She had fulfilled the expectations of her parents and of her community. Many wealthy Jewish women of her generation could have ended their biography here, their roles as mother and wifely support fixed to the end of their lives, but Mrs Porter had wider, less homely ambitions. Aged twenty-seven, she became one of the youngest women ever appointed to the board of the Women’s International Zionist Organization. She took courses in literature and philosophy at the Workers’ Institute in London. Golf became more than an occasional pastime: she joined predominantly Jewish golf clubs, both to the north and south of London, playing in championships and winning trophies.
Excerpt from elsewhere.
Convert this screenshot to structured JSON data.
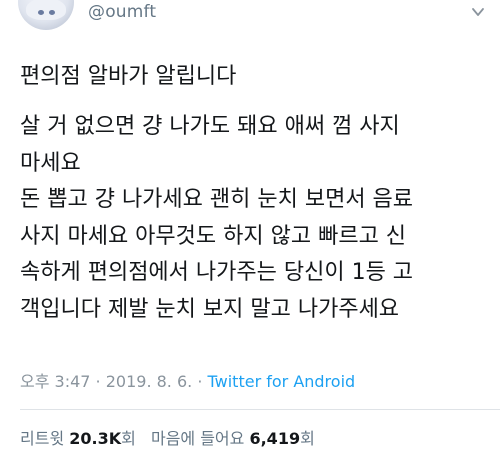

It was golf that led to her first appearance as a news story when, in December 1964, she disclosed to the Jewish Chronicle that she had been refused membership of a golf club in north London which the then prime minister, Harold Wilson, had recently joined. ‘She was told it would be a waste of time to put her name forward for membership,’ the paper reported, ‘and she was left in no doubt that she was not wanted because she was a Jewess.’ At a time when the Jewish community in Britain was still paralysed by the belief that to make a fuss was to draw attention to Jews and therefore to incite anti-Semitism, her disclosure was a brave piece of behaviour.

Zero Degrees (A London View)